%%

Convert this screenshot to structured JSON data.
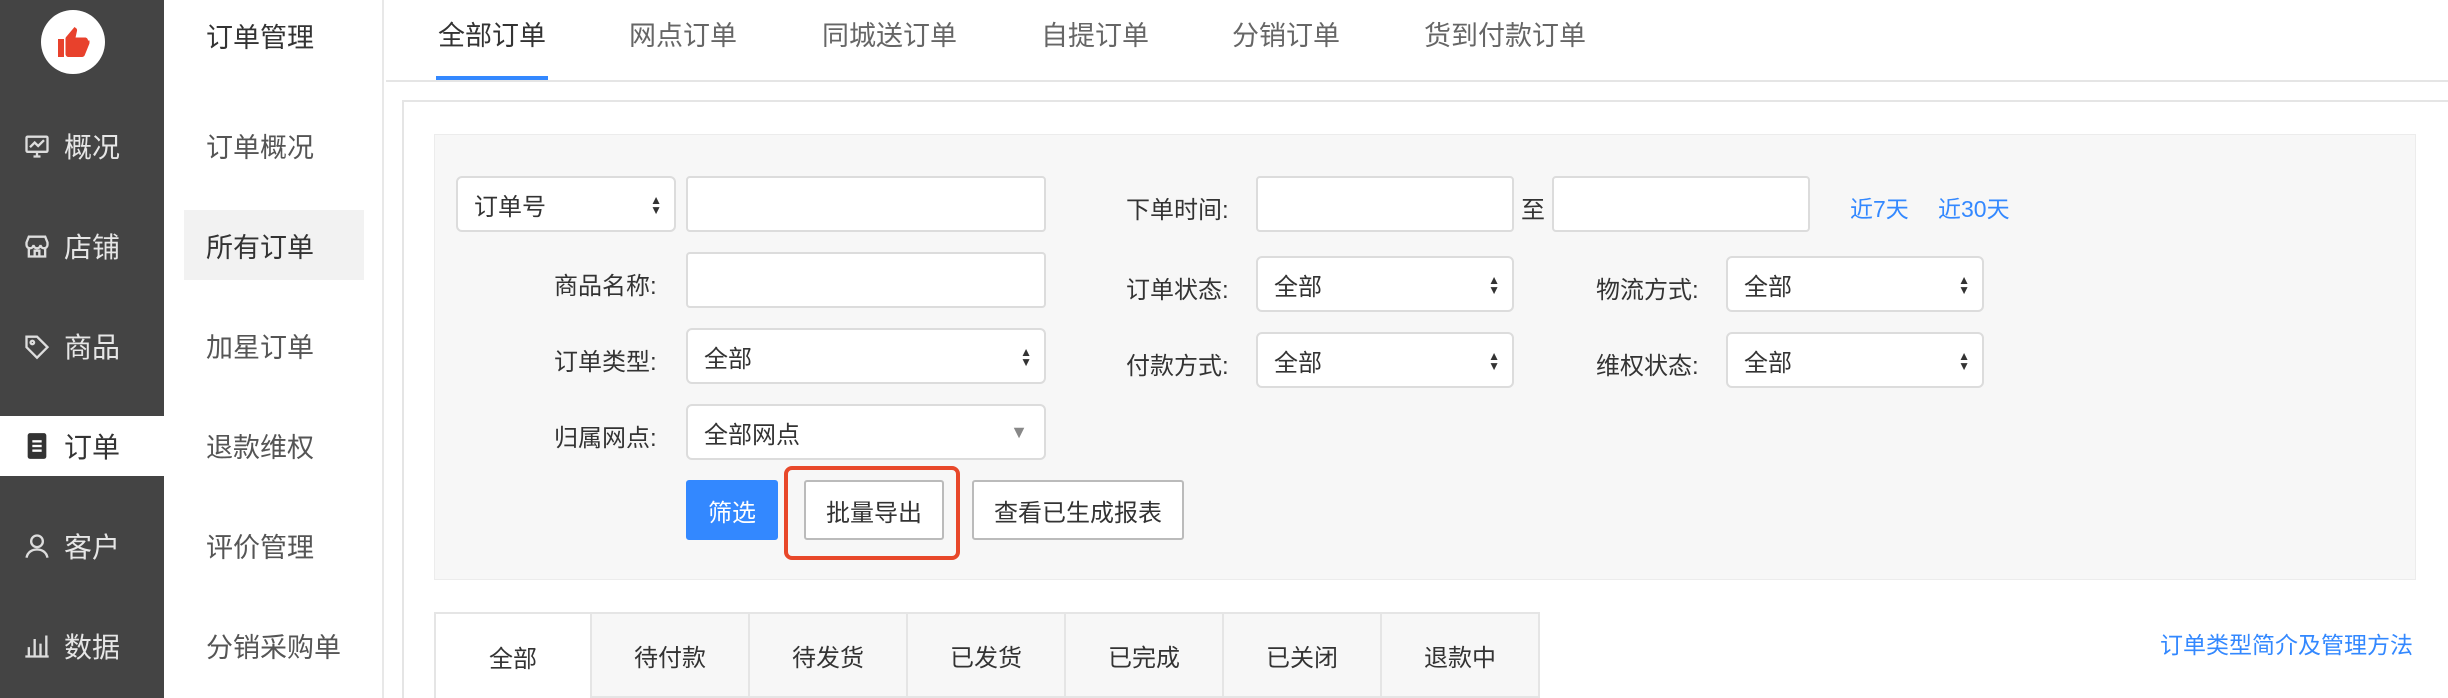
{
  "nav": {
    "items": [
      {
        "label": "概况",
        "icon": "dashboard-icon"
      },
      {
        "label": "店铺",
        "icon": "store-icon"
      },
      {
        "label": "商品",
        "icon": "tag-icon"
      },
      {
        "label": "订单",
        "icon": "order-icon"
      },
      {
        "label": "客户",
        "icon": "user-icon"
      },
      {
        "label": "数据",
        "icon": "chart-icon"
      }
    ],
    "active": "订单",
    "logo_icon": "thumbs-up-icon",
    "logo_color": "#e8412c"
  },
  "sub": {
    "title": "订单管理",
    "items": [
      "订单概况",
      "所有订单",
      "加星订单",
      "退款维权",
      "评价管理",
      "分销采购单"
    ],
    "active": "所有订单"
  },
  "top_tabs": {
    "items": [
      "全部订单",
      "网点订单",
      "同城送订单",
      "自提订单",
      "分销订单",
      "货到付款订单"
    ],
    "active": "全部订单"
  },
  "filter": {
    "order_no_select": "订单号",
    "order_no_value": "",
    "product_name_label": "商品名称:",
    "product_name_value": "",
    "order_type_label": "订单类型:",
    "order_type_value": "全部",
    "branch_label": "归属网点:",
    "branch_value": "全部网点",
    "order_time_label": "下单时间:",
    "time_start": "",
    "time_to": "至",
    "time_end": "",
    "last7": "近7天",
    "last30": "近30天",
    "order_status_label": "订单状态:",
    "order_status_value": "全部",
    "payment_label": "付款方式:",
    "payment_value": "全部",
    "logistics_label": "物流方式:",
    "logistics_value": "全部",
    "rights_label": "维权状态:",
    "rights_value": "全部",
    "filter_button": "筛选",
    "export_button": "批量导出",
    "report_button": "查看已生成报表"
  },
  "status_tabs": {
    "items": [
      "全部",
      "待付款",
      "待发货",
      "已发货",
      "已完成",
      "已关闭",
      "退款中"
    ],
    "active": "全部"
  },
  "help_link": "订单类型简介及管理方法",
  "colors": {
    "accent": "#3388ff",
    "highlight": "#e8482a",
    "nav_bg": "#444444"
  }
}
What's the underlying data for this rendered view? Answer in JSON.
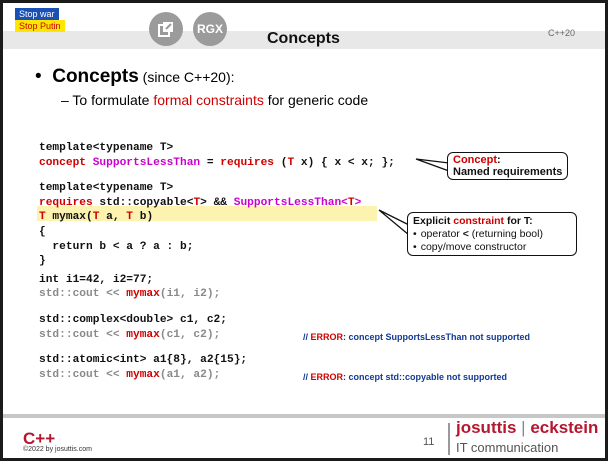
{
  "header": {
    "stop_war": "Stop war",
    "stop_putin": "Stop Putin",
    "icon_rgx": "RGX",
    "title": "Concepts",
    "version_tag": "C++20"
  },
  "bullets": {
    "main_bold": "Concepts",
    "main_rest": " (since C++20):",
    "sub_prefix": "–  To formulate ",
    "sub_highlight": "formal constraints",
    "sub_suffix": " for generic code"
  },
  "code": {
    "l1": "template<typename T>",
    "l2_kw": "concept",
    "l2_name": " SupportsLessThan",
    "l2_eq": " = ",
    "l2_req": "requires",
    "l2_a": " (",
    "l2_T": "T",
    "l2_b": " x) { x < x; };",
    "l3": "template<typename T>",
    "l4_req": "requires",
    "l4_mid": " std::copyable<",
    "l4_T": "T",
    "l4_and": "> && ",
    "l4_name": "SupportsLessThan<",
    "l4_T2": "T",
    "l4_end": ">",
    "l5_T": "T",
    "l5_mid": " mymax(",
    "l5_T2": "T",
    "l5_a": " a, ",
    "l5_T3": "T",
    "l5_b": " b)",
    "l6": "{",
    "l7": "  return b < a ? a : b;",
    "l8": "}",
    "l9": "int i1=42, i2=77;",
    "l10_a": "std::cout << ",
    "l10_fn": "mymax",
    "l10_b": "(i1, i2);",
    "l11": "std::complex<double> c1, c2;",
    "l12_a": "std::cout << ",
    "l12_fn": "mymax",
    "l12_b": "(c1, c2);",
    "l13": "std::atomic<int> a1{8}, a2{15};",
    "l14_a": "std::cout << ",
    "l14_fn": "mymax",
    "l14_b": "(a1, a2);"
  },
  "errors": {
    "e1_pre": "// ",
    "e1_kw": "ERROR",
    "e1_rest": ": concept SupportsLessThan not supported",
    "e2_pre": "// ",
    "e2_kw": "ERROR",
    "e2_rest": ": concept std::copyable not supported"
  },
  "callouts": {
    "concept_title": "Concept",
    "concept_colon": ":",
    "concept_desc": "Named requirements",
    "constraint_a": "Explicit ",
    "constraint_b": "constraint",
    "constraint_c": " for T:",
    "item1_a": "operator ",
    "item1_b": "<",
    "item1_c": " (returning bool)",
    "item2": "copy/move constructor"
  },
  "footer": {
    "cpp": "C++",
    "copyright": "©2022 by josuttis.com",
    "page": "11",
    "brand_a": "josuttis",
    "brand_sep": " | ",
    "brand_b": "eckstein",
    "brand_sub": "IT communication"
  },
  "colors": {
    "keyword_red": "#d00000",
    "concept_pink": "#cc00cc",
    "brand_red": "#b5172f",
    "error_blue": "#123a94",
    "highlight_yellow": "#fcf3b0"
  }
}
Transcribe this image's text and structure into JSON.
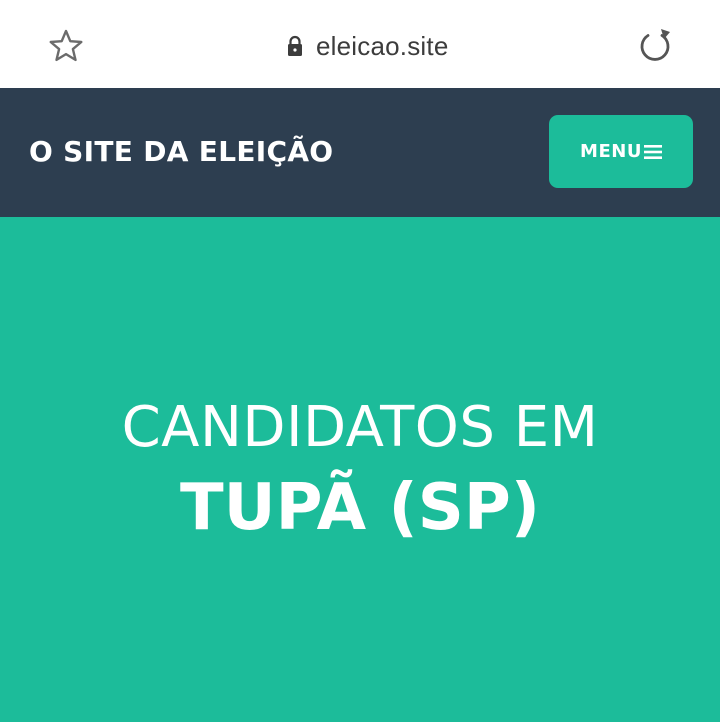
{
  "browser": {
    "url": "eleicao.site",
    "icons": {
      "bookmark": "star-icon",
      "secure": "lock-icon",
      "reload": "reload-icon"
    }
  },
  "header": {
    "title": "O SITE DA ELEIÇÃO",
    "menu_label": "MENU",
    "menu_icon": "hamburger-icon"
  },
  "hero": {
    "line1": "CANDIDATOS EM",
    "line2": "TUPÃ (SP)"
  },
  "colors": {
    "accent": "#1cbc9a",
    "header_bg": "#2d3e50",
    "browser_bg": "#ffffff",
    "text_light": "#ffffff"
  }
}
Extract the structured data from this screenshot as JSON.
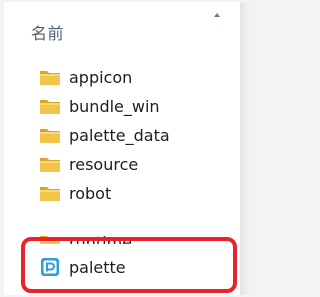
{
  "list": {
    "column_header": "名前",
    "items": [
      {
        "label": "appicon",
        "icon": "folder-icon"
      },
      {
        "label": "bundle_win",
        "icon": "folder-icon"
      },
      {
        "label": "palette_data",
        "icon": "folder-icon"
      },
      {
        "label": "resource",
        "icon": "folder-icon"
      },
      {
        "label": "robot",
        "icon": "folder-icon"
      },
      {
        "label": "runtime",
        "icon": "folder-icon"
      },
      {
        "label": "palette",
        "icon": "app-icon"
      }
    ]
  },
  "highlight_color": "#e8232a"
}
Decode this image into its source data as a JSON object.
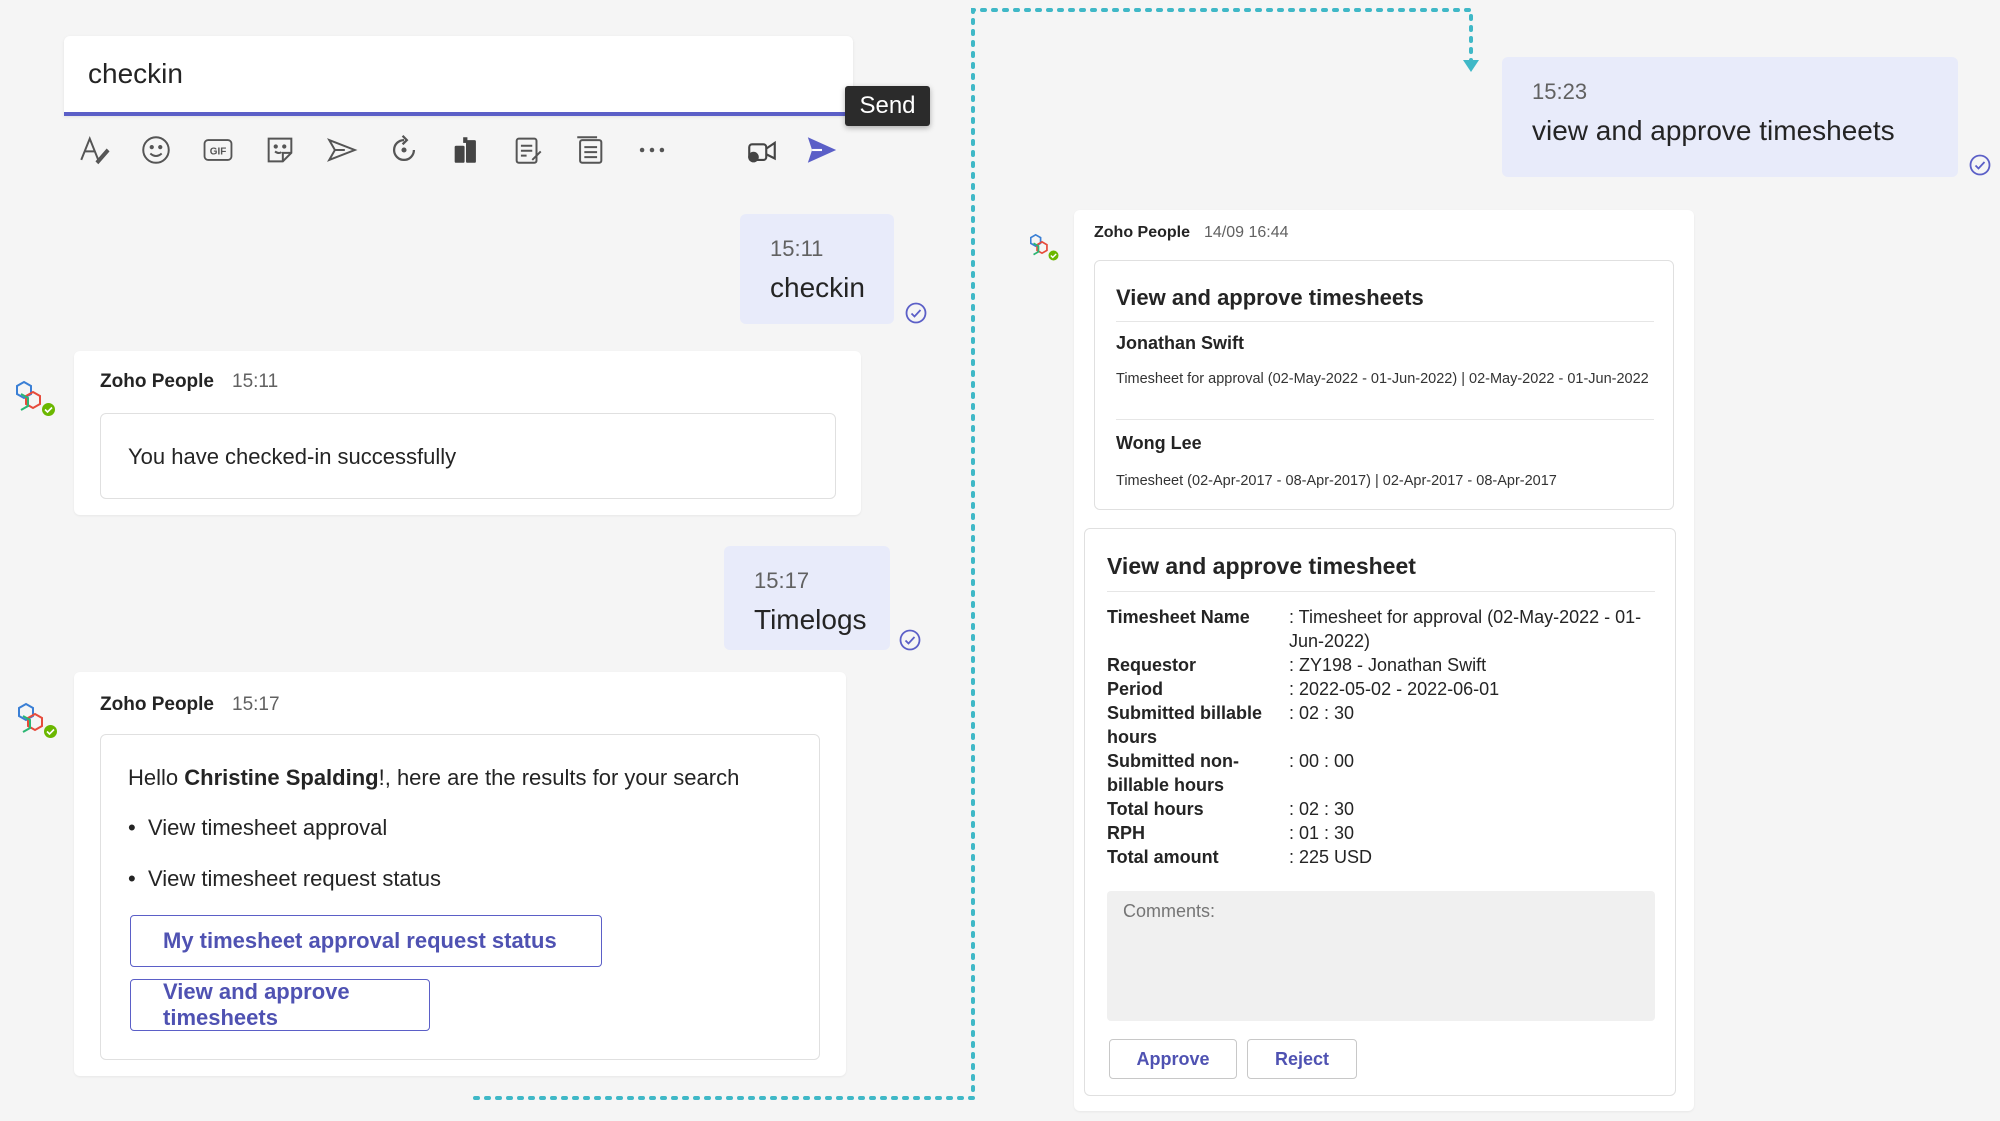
{
  "compose": {
    "text": "checkin",
    "send_tooltip": "Send"
  },
  "toolbar": {
    "icons": [
      "format-icon",
      "emoji-icon",
      "gif-icon",
      "sticker-icon",
      "loop-icon",
      "refresh-icon",
      "praise-icon",
      "notes-icon",
      "tasks-icon",
      "more-icon",
      "meet-now-icon",
      "send-icon"
    ]
  },
  "messages": {
    "m1": {
      "time": "15:11",
      "text": "checkin"
    },
    "m2": {
      "time": "15:17",
      "text": "Timelogs"
    },
    "m3": {
      "time": "15:23",
      "text": "view and approve timesheets"
    }
  },
  "bot1": {
    "sender": "Zoho People",
    "time": "15:11",
    "text": "You have checked-in successfully"
  },
  "bot2": {
    "sender": "Zoho People",
    "time": "15:17",
    "hello": "Hello ",
    "user": "Christine Spalding",
    "rest": "!, here are the results for your search",
    "bullets": [
      "View timesheet approval",
      "View timesheet request status"
    ],
    "buttons": [
      "My timesheet approval request status",
      "View and approve timesheets"
    ]
  },
  "bot3": {
    "sender": "Zoho People",
    "time": "14/09 16:44",
    "list_title": "View and approve timesheets",
    "items": [
      {
        "name": "Jonathan Swift",
        "detail": "Timesheet for approval (02-May-2022 - 01-Jun-2022) | 02-May-2022 - 01-Jun-2022"
      },
      {
        "name": "Wong Lee",
        "detail": "Timesheet (02-Apr-2017 - 08-Apr-2017) | 02-Apr-2017 - 08-Apr-2017"
      }
    ],
    "detail_title": "View and approve timesheet",
    "fields": [
      {
        "k": "Timesheet Name",
        "v": ": Timesheet for approval (02-May-2022 - 01-Jun-2022)"
      },
      {
        "k": "Requestor",
        "v": ": ZY198 - Jonathan Swift"
      },
      {
        "k": "Period",
        "v": ": 2022-05-02 - 2022-06-01"
      },
      {
        "k": "Submitted billable hours",
        "v": ": 02 : 30"
      },
      {
        "k": "Submitted non-billable hours",
        "v": ": 00 : 00"
      },
      {
        "k": "Total hours",
        "v": ": 02 : 30"
      },
      {
        "k": "RPH",
        "v": ": 01 : 30"
      },
      {
        "k": "Total amount",
        "v": ": 225 USD"
      }
    ],
    "comments_placeholder": "Comments:",
    "approve": "Approve",
    "reject": "Reject"
  },
  "colors": {
    "accent": "#5b5fc7",
    "bubble": "#e8ebfa",
    "connector": "#3fb8c7"
  }
}
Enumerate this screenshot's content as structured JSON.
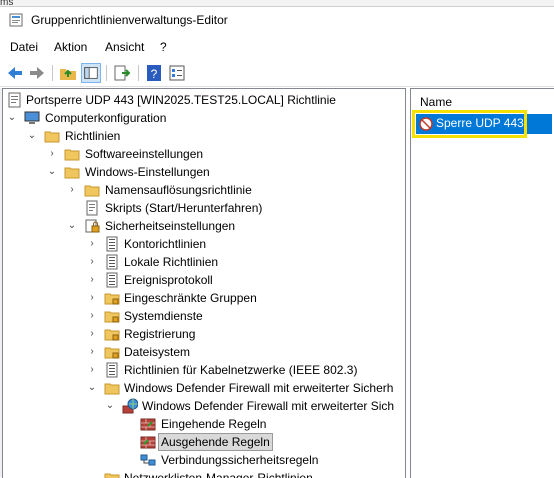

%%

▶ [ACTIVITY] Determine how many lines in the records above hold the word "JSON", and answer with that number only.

▶ [SOLUTION TO THE PROBLEM] 6